The genesis and (arrested) development of the Ulster-Scots Academy
In 1992, therefore, the year of Fréchet’s death, I published the three-volume Folk Poets of Ulster Series, including the “Country Rhymes” of James Orr, Samuel Thompson and Hugh Porter. In line with the Scots magazine Lallans, I suggested the use of “Ullans” as the name of the magazine the Ulster-Scots Language Society first published in 1993. The term appeared particularly useful, not only as a contraction of “Ulster Lallans” but of the word “Uladh”, Gaelic for Ulster, or “Ulidia,” and “Lallans”, Scotch for Lowlands , as well as being a acronym for the Society’s aims in its support for the “Ulster-Scots language, literature and Native Speech.” I had also suggested the new name for a proposed
The Academy would fulfil a need for the regulation and standardisation of the language for modern usage. These standards would be initiated on behalf of the Ulster-Scots Community, Protestant and Catholic, Nationalist and Unionist, and would be academically sound.

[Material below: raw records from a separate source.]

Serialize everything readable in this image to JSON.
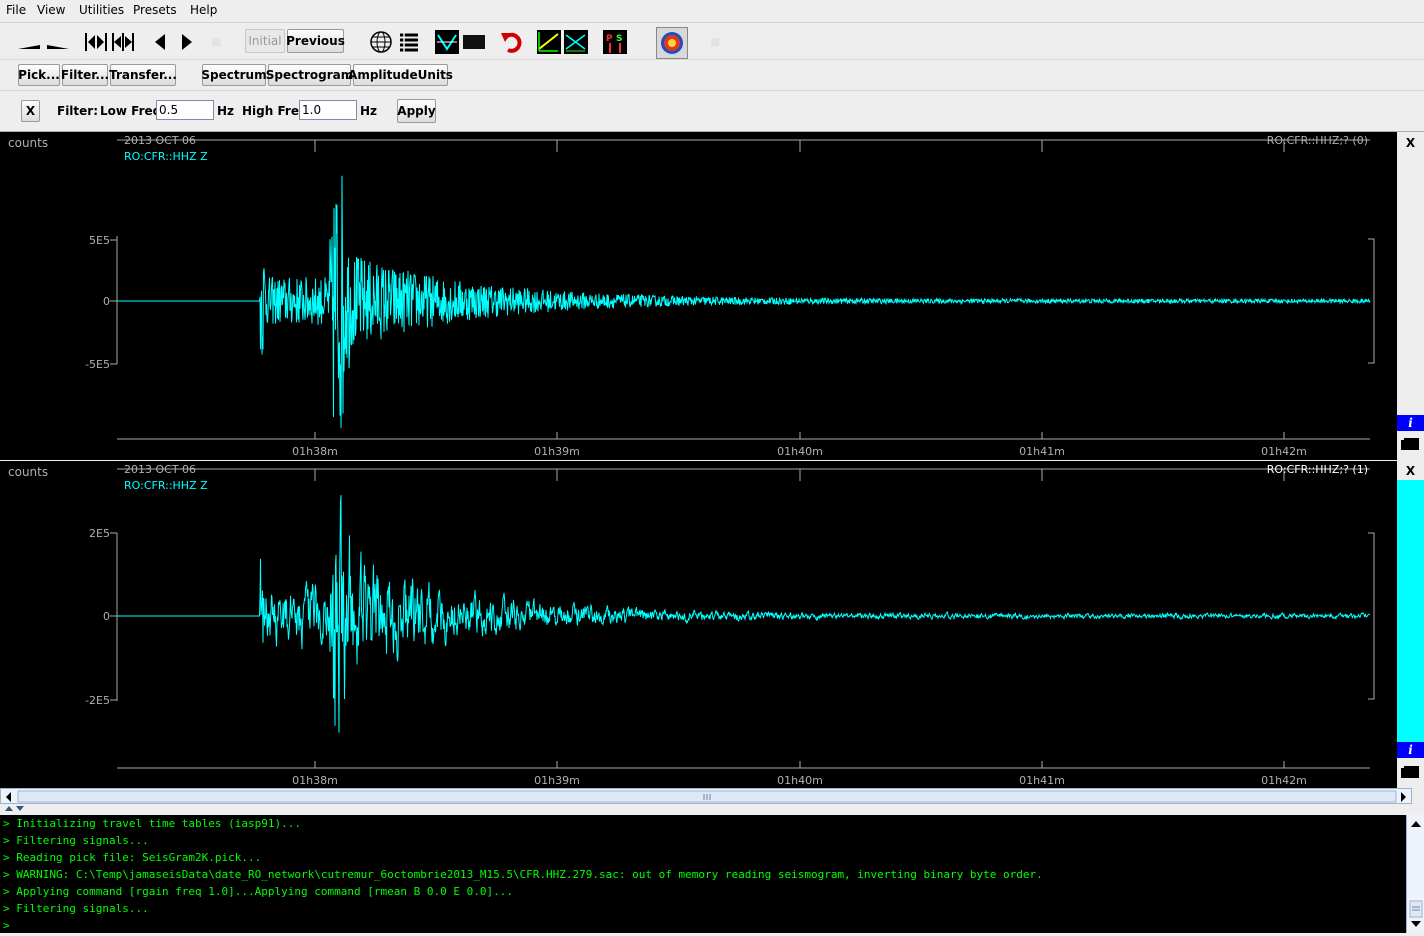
{
  "menu": [
    "File",
    "View",
    "Utilities",
    "Presets",
    "Help"
  ],
  "toolbar": {
    "initial_label": "Initial",
    "previous_label": "Previous"
  },
  "actions": [
    "Pick...",
    "Filter...",
    "Transfer...",
    "Spectrum",
    "Spectrogram",
    "AmplitudeUnits"
  ],
  "filter_bar": {
    "close_label": "X",
    "filter_label": "Filter:",
    "low_label": "Low Freq:",
    "low_value": "0.5",
    "low_unit": "Hz",
    "high_label": "High Freq:",
    "high_value": "1.0",
    "high_unit": "Hz",
    "apply_label": "Apply"
  },
  "traces": [
    {
      "units": "counts",
      "date": "2013 OCT 06",
      "station": "RO:CFR::HHZ Z",
      "id": "RO:CFR::HHZ;? (0)",
      "y_ticks": [
        "5E5",
        "0",
        "-5E5"
      ],
      "x_ticks": [
        "01h38m",
        "01h39m",
        "01h40m",
        "01h41m",
        "01h42m"
      ],
      "close_label": "X",
      "info_label": "i"
    },
    {
      "units": "counts",
      "date": "2013 OCT 06",
      "station": "RO:CFR::HHZ Z",
      "id": "RO:CFR::HHZ;? (1)",
      "y_ticks": [
        "2E5",
        "0",
        "-2E5"
      ],
      "x_ticks": [
        "01h38m",
        "01h39m",
        "01h40m",
        "01h41m",
        "01h42m"
      ],
      "close_label": "X",
      "info_label": "i"
    }
  ],
  "console": [
    "> Initializing travel time tables (iasp91)...",
    "> Filtering signals...",
    "> Reading pick file: SeisGram2K.pick...",
    "> WARNING: C:\\Temp\\jamaseisData\\date_RO_network\\cutremur_6octombrie2013_M15.5\\CFR.HHZ.279.sac: out of memory reading seismogram, inverting binary byte order.",
    "> Applying command [rgain freq 1.0]...Applying command [rmean B 0.0 E 0.0]...",
    "> Filtering signals...",
    ">"
  ],
  "colors": {
    "trace": "#00ffff",
    "axis": "#ffffff",
    "label": "#b0b0b0",
    "console_text": "#00ff00"
  },
  "icons": [
    "zoom-out-icon",
    "zoom-in-icon",
    "fit-start-icon",
    "fit-all-icon",
    "previous-icon",
    "next-icon",
    "map-icon",
    "list-icon",
    "align-icon",
    "stop-icon",
    "undo-icon",
    "rotate-icon",
    "particle-motion-icon",
    "ps-icon",
    "logo-icon"
  ]
}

What we didn’t need was the development of an artificial dialect which excluded and alienated traditional speakers. Furthermore, the term “Ullans” was not to be restricted to Northern Ireland and the Republic of Ireland, since as a variety of Central or Mid Scots, it is also spoken in south-west Scotland, an area south of the River Nith, including the country of Robert Burns, and in Galloway and Carrick – corresponding roughly to the ancient Kingdoms of Rheged and Aeron – where it is known as “Galloway Irish”. The
In December 1992, I facilitated the formation of the Ulster-Scots Language Society in Craigavon House,

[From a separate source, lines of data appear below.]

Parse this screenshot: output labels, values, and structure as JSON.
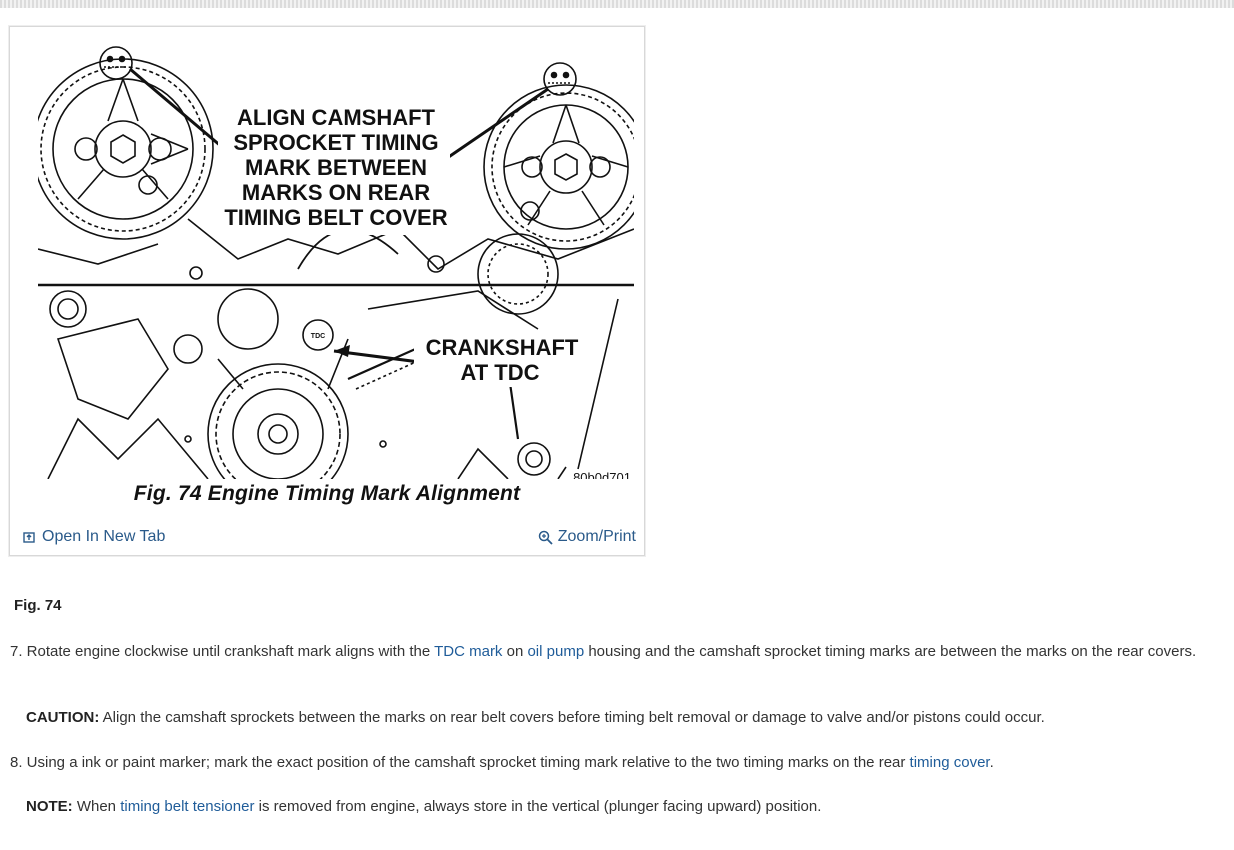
{
  "figure": {
    "caption": "Fig. 74 Engine Timing Mark Alignment",
    "diagram_labels": {
      "camshaft_callout": [
        "ALIGN CAMSHAFT",
        "SPROCKET TIMING",
        "MARK BETWEEN",
        "MARKS ON REAR",
        "TIMING BELT COVER"
      ],
      "crankshaft_callout": [
        "CRANKSHAFT",
        "AT TDC"
      ],
      "tdc_mark": "TDC",
      "image_code": "80b0d701"
    },
    "open_new_tab_label": "Open In New Tab",
    "zoom_print_label": "Zoom/Print"
  },
  "fig_label": "Fig. 74",
  "step7": {
    "prefix": "7. Rotate engine clockwise until crankshaft mark aligns with the ",
    "link1": "TDC mark",
    "mid1": " on ",
    "link2": "oil pump",
    "suffix": " housing and the camshaft sprocket timing marks are between the marks on the rear covers."
  },
  "caution": {
    "label": "CAUTION:",
    "text": " Align the camshaft sprockets between the marks on rear belt covers before timing belt removal or damage to valve and/or pistons could occur."
  },
  "step8": {
    "prefix": "8. Using a ink or paint marker; mark the exact position of the camshaft sprocket timing mark relative to the two timing marks on the rear ",
    "link": "timing cover",
    "suffix": "."
  },
  "note": {
    "label": "NOTE:",
    "pre": " When ",
    "link": "timing belt tensioner",
    "post": " is removed from engine, always store in the vertical (plunger facing upward) position."
  }
}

The first formal meeting of the Academy was held at my home on
It was clear to me that establishing a standard version of the language was of fundamental importance while at the same time maintaining local variants. To this end, in 1995, I had published, under the imprint of the Ulster Scots Academic Press from my premises in 12 Main Street, Conlig, County Down, a regional dictionary by James Fenton, The Hamely Tongue which was the most important record yet produced of current Ulster-Scots speech and which is now in its third edition.
With the establishment of the Ulster-Scots Agency in the Noarth/ Sooth Boord o Leid under the Belfast Agreement of 1998, and the formal recognition of Ulster-Scots as a European Regional Language by the U.K. Government in 1999, I ensured that the implementation of the Academy’s Language Development Programme became a Government imperative. On

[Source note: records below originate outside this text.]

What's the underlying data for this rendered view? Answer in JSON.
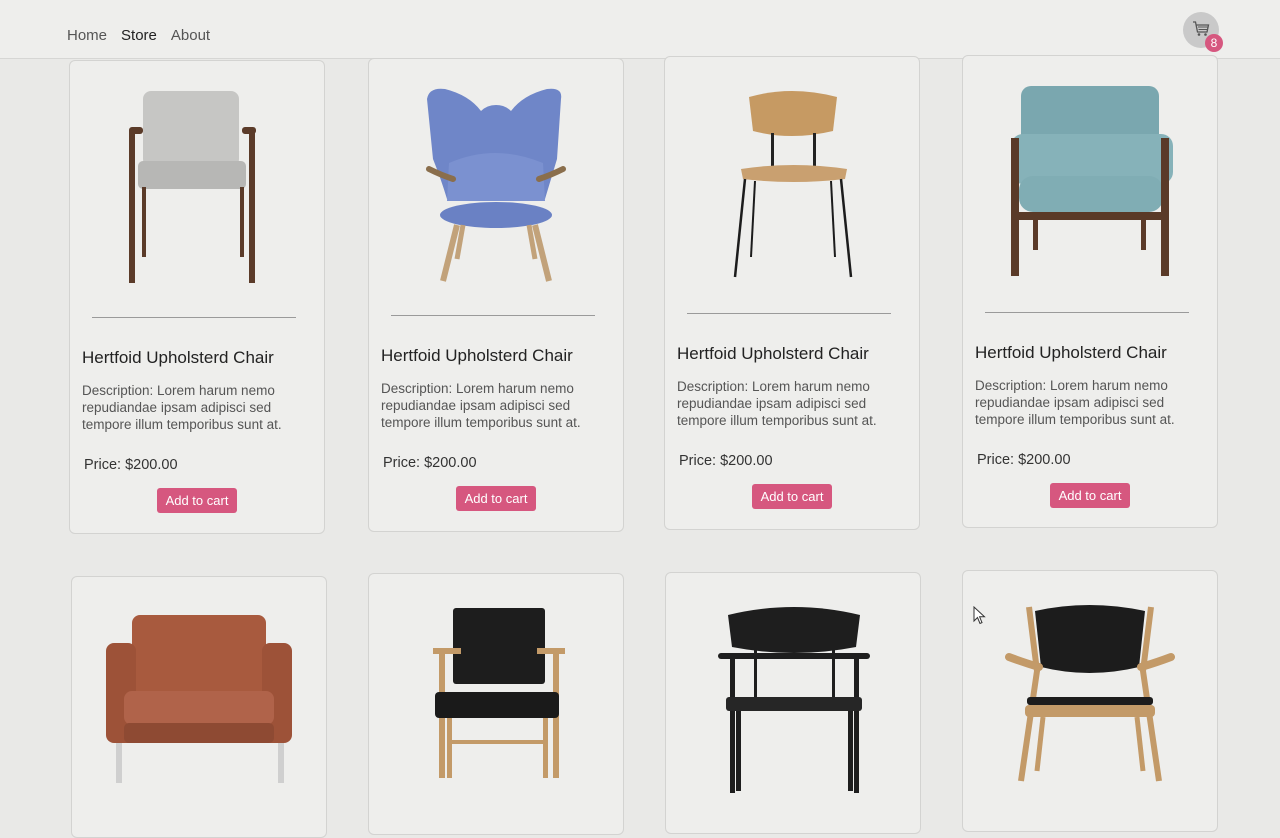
{
  "nav": {
    "links": [
      "Home",
      "Store",
      "About"
    ],
    "cart_count": "8"
  },
  "products": [
    {
      "title": "Hertfoid Upholsterd Chair",
      "description": "Description: Lorem harum nemo repudiandae ipsam adipisci sed tempore illum temporibus sunt at.",
      "price": "Price: $200.00",
      "button": "Add to cart"
    },
    {
      "title": "Hertfoid Upholsterd Chair",
      "description": "Description: Lorem harum nemo repudiandae ipsam adipisci sed tempore illum temporibus sunt at.",
      "price": "Price: $200.00",
      "button": "Add to cart"
    },
    {
      "title": "Hertfoid Upholsterd Chair",
      "description": "Description: Lorem harum nemo repudiandae ipsam adipisci sed tempore illum temporibus sunt at.",
      "price": "Price: $200.00",
      "button": "Add to cart"
    },
    {
      "title": "Hertfoid Upholsterd Chair",
      "description": "Description: Lorem harum nemo repudiandae ipsam adipisci sed tempore illum temporibus sunt at.",
      "price": "Price: $200.00",
      "button": "Add to cart"
    }
  ],
  "theme": {
    "accent": "#d6577f",
    "background": "#e9e9e7",
    "card": "#eeeeec"
  }
}
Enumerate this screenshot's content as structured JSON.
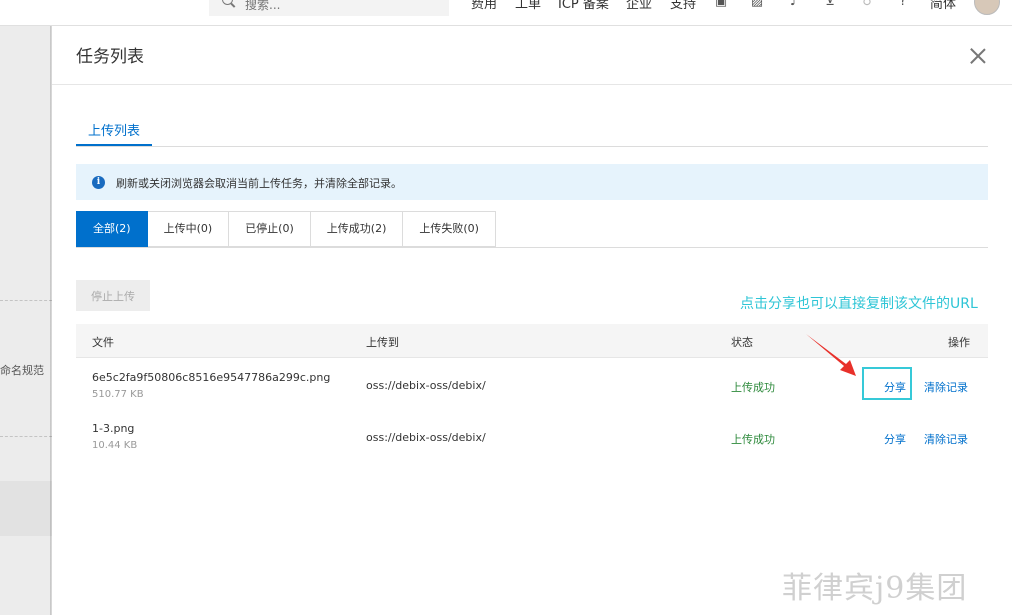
{
  "topbar": {
    "search_placeholder": "搜索...",
    "nav": [
      "费用",
      "工单",
      "ICP 备案",
      "企业",
      "支持"
    ],
    "icons": [
      "qr-code-icon",
      "image-icon",
      "bell-icon",
      "cart-icon",
      "bulb-icon",
      "help-icon"
    ],
    "language": "简体"
  },
  "background": {
    "left_label": "命名规范"
  },
  "panel": {
    "title": "任务列表",
    "tab": "上传列表",
    "notice": "刷新或关闭浏览器会取消当前上传任务，并清除全部记录。",
    "filters": [
      {
        "label": "全部(2)",
        "active": true
      },
      {
        "label": "上传中(0)",
        "active": false
      },
      {
        "label": "已停止(0)",
        "active": false
      },
      {
        "label": "上传成功(2)",
        "active": false
      },
      {
        "label": "上传失败(0)",
        "active": false
      }
    ],
    "stop_button": "停止上传",
    "table": {
      "headers": {
        "file": "文件",
        "dest": "上传到",
        "status": "状态",
        "ops": "操作"
      },
      "rows": [
        {
          "name": "6e5c2fa9f50806c8516e9547786a299c.png",
          "size": "510.77 KB",
          "dest": "oss://debix-oss/debix/",
          "status": "上传成功",
          "share": "分享",
          "clear": "清除记录"
        },
        {
          "name": "1-3.png",
          "size": "10.44 KB",
          "dest": "oss://debix-oss/debix/",
          "status": "上传成功",
          "share": "分享",
          "clear": "清除记录"
        }
      ]
    }
  },
  "annotation": {
    "text": "点击分享也可以直接复制该文件的URL",
    "color": "#2ec5d6",
    "arrow_color": "#e8302a"
  },
  "watermark": "菲律宾j9集团",
  "colors": {
    "accent": "#0070cc",
    "success": "#2e8a3c",
    "notice_bg": "#e6f3fc"
  }
}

In 1998/99 the Government had funded the U.S.L.S. to produce a development plan for the Ulster-Scots language. This “Edmund Report” was produced in July 2000 by consultant John Edmund, its official title being, A Strategic Plan for the Promotion of the Ulster-Scots Language. It provided an updated, detailed language development proposal as a model for the work of the
 J.R.R. Adams & P.S. Robinson (eds.) (1992), The Country Rhymes of James Orr, The Bard of Ballycarry, 1770-1816, Bangor, Pretani Press; J.R.R. Adams & P.S. Robinson (eds.) (1992), The Country Rhymes of Hugh Porter, The Bard of Moneyslane, c. 1780, Bangor, Pretani Press; J.R.R. Adams & P.S. Robinson (eds.) (1992), The Country Rhymes of Samuel Thompson, The Bard of Carngranny, Bangor, Pretani Press.
 The Fryske Akademy in Ljouvert (
 Rheged was the
 Billy Kay (1993), Scots: The Mither Tongue , Darvel, Alloway Publishing, 162.
 John Mac Queen (2005), St. Nynia , Edinburgh, Birlinn Ltd. 47. See also
 See verbatim report of proceedings, European Parliament,
 Letter to Sir Patrick Mayhew MP, Secretary of State for
 James Fenton (1995), The Hamely Tongue: A Personal Record of Ulster-Scots in
 Gavin Falconer, “Breaking Nature’s Social Union. The Autonomy of Scots in Ulster,” in John M. Kirk and Dónall P. Ó Baoill (eds.) (2005), Legislation, Literature and Sociolinguistics, Northern Ireland, the Republic of Ireland and Scotland, Belfast, Cló Ollscoil na Banríona, 48-59.
 The text of John Edmund’s report is available as an appendix to Ulster Scots Academy Implementation Group, Proposals for an Ulster-Scots Academy: Public Consultation Document, 2007 available at: http://www.dcalni.gov.uk/public_consultation_on_proposals_for_an_ulster_scots_academy.pdf
To be continued
To be continued